The Bureau of Labor Statistics recently reported results from the 2013 consumer expenditure survey. In 2013, the average annual expenditure on housing increased 1.5% to $17,148. As a share of total expenditures housing was 33.6%; an increase from the 2012 share of 32.8%.
The increase in housing expenditures is the result of rising home prices and rents as well as changes to expenditures on major appliances and furniture. In 2013, for example, average annual expenditure on major appliances increased 8.6% to $214. The recent peak average annual expenditure on major appliances of $241 occurred in 2006.

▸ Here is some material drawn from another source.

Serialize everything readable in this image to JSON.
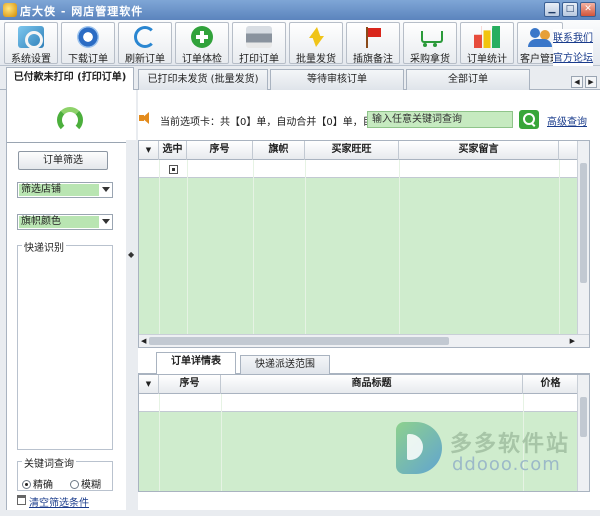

At the same time average annual expenditures on furniture, however, decreased 2.3% to $382. The average annual expenditure on furniture is still well below the recent 2006 peak of $463 but above the recent 2009 trough of $343.
Data from Bureau of Economic Analysis (BEA) confirms this cyclical trend in furnishings and durable household equipment purchases. The personal consumption expenditures on furnishings and durable household equipment declined noticeably during the economic downturn. The expenditures on these goods, however, have rebounded bolstered by subsequent improvements in consumer confidence and consumer credit. The 2014 second quarter reading of $322.1 billion seasonally adjusted at an annual rate was a 33.7% improvement over the recent low of $240.9 billion from the second quarter of 2009.
Although consumer expenditures on major appliances and furniture are a relatively small share of total expenditures, the data can help demonstrate the relationship between these types of expenditures and broader economic conditions. In addition, the data can help demonstrate the ripple effect of home buying. In fact, using the same survey NAHB estimates that a new home buyer spends $3,000 more on furnishings than an otherwise identical non-mover. All else equal, one could expect to see more purchases of furniture and major appliances in a healthy housing market.